Music professor Velvet Brown named Penn State Laureate for 2022-23
Velvet Brown, David P. Stone Chair and associate director for equity, diversity and inclusion in the College of Arts and Architecture’s School of Music, has been named the Penn State Laureate for the 2022-23 academic year.
An annual faculty honor established in 2008, the Penn State Laureate is a full-time faculty member in the arts or humanities who is assigned half time for one academic year to bring greater visibility to the arts, humanities and the University, as well as to their own work. In this role, the laureate is a highly visible representative of the University, appearing at events and speaking engagements throughout the commonwealth.
Brown succeeds 2021-22 Penn State Laureate Shara McCallum, liberal arts professor of English in the College of the Liberal Arts.
A tubist who has been teaching at Penn State since 2003, Brown is an international soloist, composer/arranger, chamber ensemble performer, recording artist, conductor and orchestral player. She has performed and taught throughout Europe and the United States, and in Russia, Japan, Cuba and Canada. Brown is currently the principal tubist of the New Hampshire Music Festival Orchestra and was previously principal tubist for the Hope and Harmony Ensemble, which recorded a video of fanfares for the 2021 Presidential Inauguration conducted by Marin Alsop.

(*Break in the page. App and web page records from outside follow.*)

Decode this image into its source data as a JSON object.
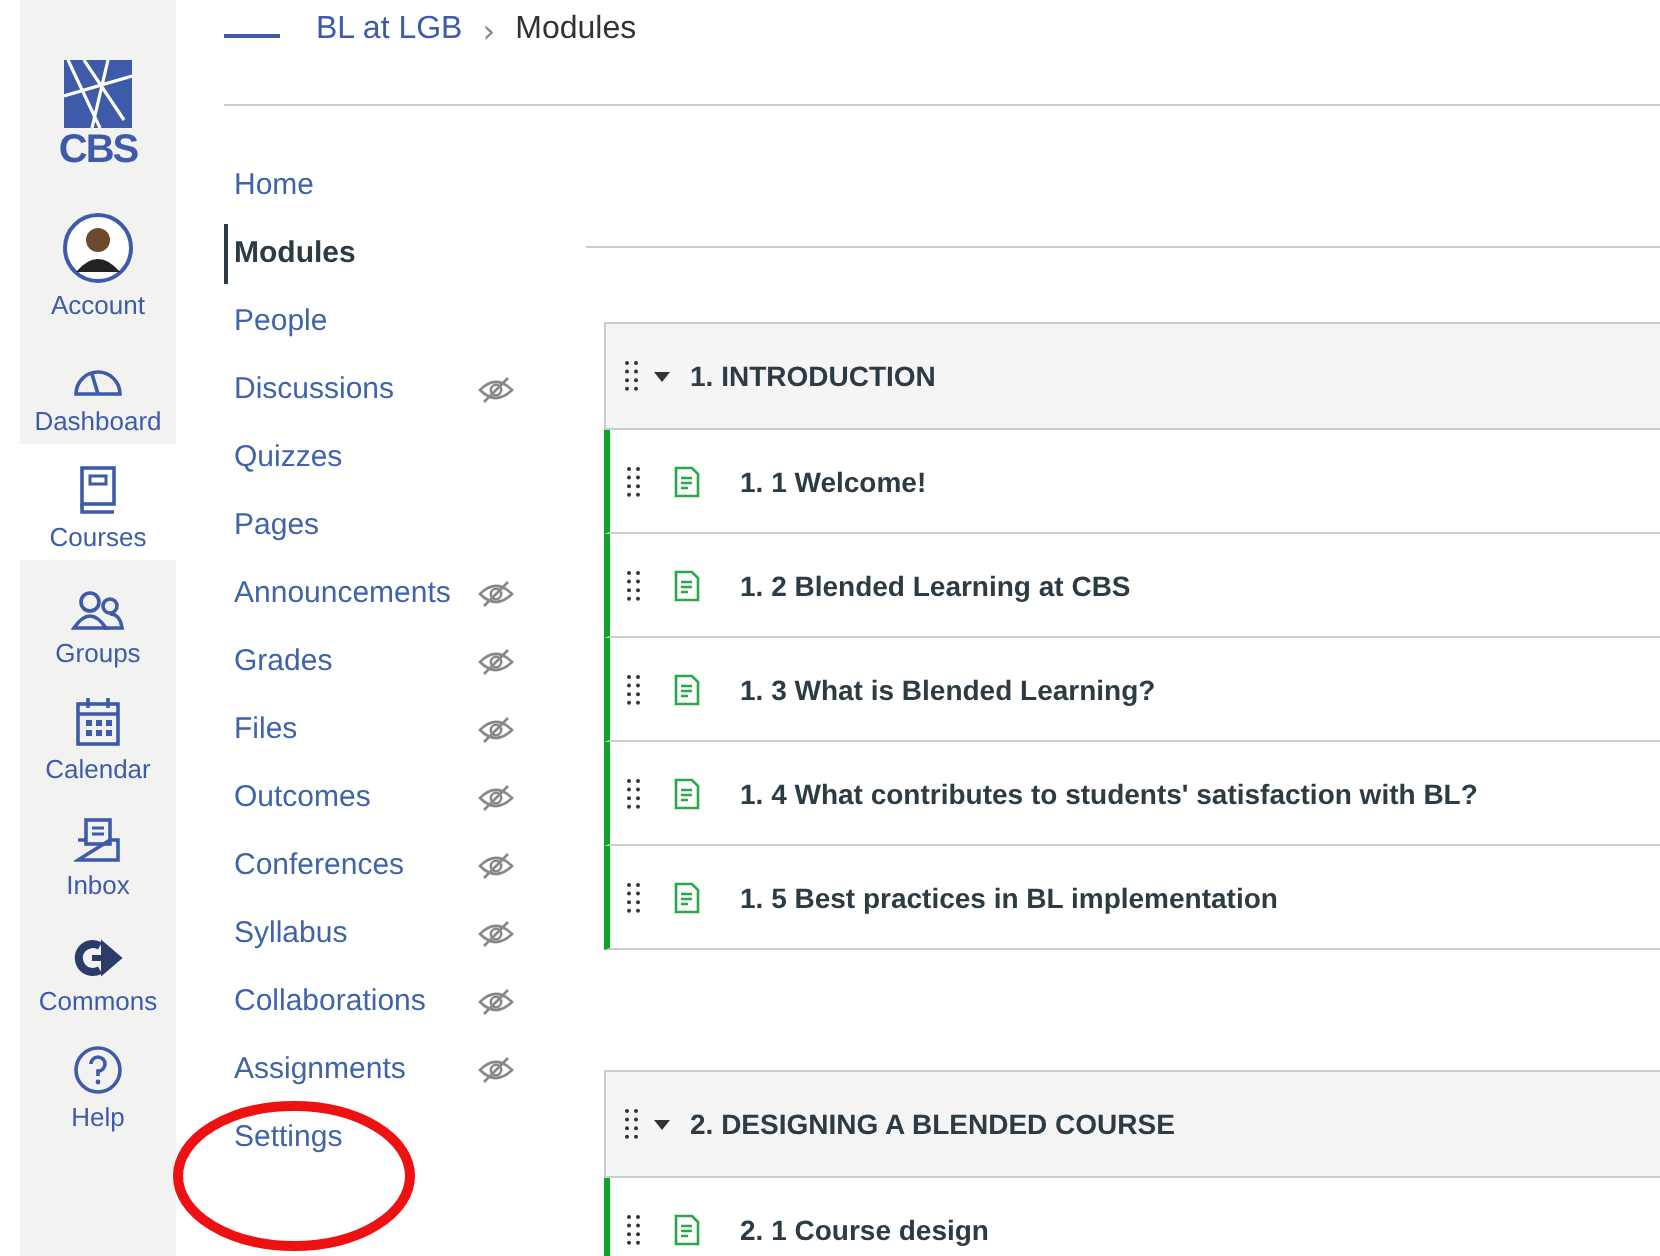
{
  "logo": {
    "text": "CBS"
  },
  "global_nav": [
    {
      "label": "Account",
      "kind": "avatar",
      "selected": false
    },
    {
      "label": "Dashboard",
      "kind": "dashboard",
      "selected": false
    },
    {
      "label": "Courses",
      "kind": "courses",
      "selected": true
    },
    {
      "label": "Groups",
      "kind": "groups",
      "selected": false
    },
    {
      "label": "Calendar",
      "kind": "calendar",
      "selected": false
    },
    {
      "label": "Inbox",
      "kind": "inbox",
      "selected": false
    },
    {
      "label": "Commons",
      "kind": "commons",
      "selected": false
    },
    {
      "label": "Help",
      "kind": "help",
      "selected": false
    }
  ],
  "breadcrumb": [
    "BL at LGB",
    "Modules"
  ],
  "breadcrumb_separator": "›",
  "course_nav": [
    {
      "label": "Home",
      "selected": false,
      "hidden": false
    },
    {
      "label": "Modules",
      "selected": true,
      "hidden": false
    },
    {
      "label": "People",
      "selected": false,
      "hidden": false
    },
    {
      "label": "Discussions",
      "selected": false,
      "hidden": true
    },
    {
      "label": "Quizzes",
      "selected": false,
      "hidden": false
    },
    {
      "label": "Pages",
      "selected": false,
      "hidden": false
    },
    {
      "label": "Announcements",
      "selected": false,
      "hidden": true
    },
    {
      "label": "Grades",
      "selected": false,
      "hidden": true
    },
    {
      "label": "Files",
      "selected": false,
      "hidden": true
    },
    {
      "label": "Outcomes",
      "selected": false,
      "hidden": true
    },
    {
      "label": "Conferences",
      "selected": false,
      "hidden": true
    },
    {
      "label": "Syllabus",
      "selected": false,
      "hidden": true
    },
    {
      "label": "Collaborations",
      "selected": false,
      "hidden": true
    },
    {
      "label": "Assignments",
      "selected": false,
      "hidden": true
    },
    {
      "label": "Settings",
      "selected": false,
      "hidden": false
    }
  ],
  "modules": [
    {
      "title": "1. INTRODUCTION",
      "expanded": true,
      "items": [
        {
          "title": "1. 1 Welcome!",
          "kind": "page"
        },
        {
          "title": "1. 2 Blended Learning at CBS",
          "kind": "page"
        },
        {
          "title": "1. 3 What is Blended Learning?",
          "kind": "page"
        },
        {
          "title": "1. 4 What contributes to students' satisfaction with BL?",
          "kind": "page"
        },
        {
          "title": "1. 5 Best practices in BL implementation",
          "kind": "page"
        }
      ]
    },
    {
      "title": "2. DESIGNING A BLENDED COURSE",
      "expanded": true,
      "items": [
        {
          "title": "2. 1 Course design",
          "kind": "page"
        }
      ]
    }
  ]
}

She is the co-founder of MOJATUBA: Tuba and Dance Fusion Project and is in her 16th year as lead tuba with Howard Johnson’s “Gravity” Tuba Jazz Ensemble. Brown is a founding and current member of Stiletto Brass Quintet, Monarch Brass Quintet and Brass Ensemble, and the Quintet of Americas. She is also a founding board member of the International Women’s Brass Conference and artistic director of the Chromatic Brass Collective.
Brown, who has released five solo CDs, has performed and worked closely with jazz, commercial and classical artists regarded as some of the most influential musicians of all time, including Howard Johnson, Marie Speziale, Bob Stewart, Susan Slaughter and Doc Severinsen.
Brown said she plans to integrate the African Diaspora into a shared musical journey across the commonwealth through concerts, recitals, workshops and lectures.
“As a performing artist deeply grounded in excellence, I strive to engage audiences with unique collaborative performances, and to enthusiastically share soulful, creative inspirations,” said Brown. “My goal is to merge a musical journey including African American music and education to elicit empowering emotions.”
It is imperative to reach out to communities regardless of race, origin or background to provide a positive and passionate musical and educational experience.”
According to Brown, performing for audiences across Penn State campuses and the commonwealth will facilitate meaningful collaborations within the arts. “I wish to share my artistic vision and help promote Penn State’s artistic diversity and educational outreach within the Commonwealth of Pennsylvania and beyond. The focus on the African Diaspora will certainly yield an expanded community connectivity and leverage a unique edge to Penn State as a leader in diverse performances, along with its already meaningful presence in the arts and education.”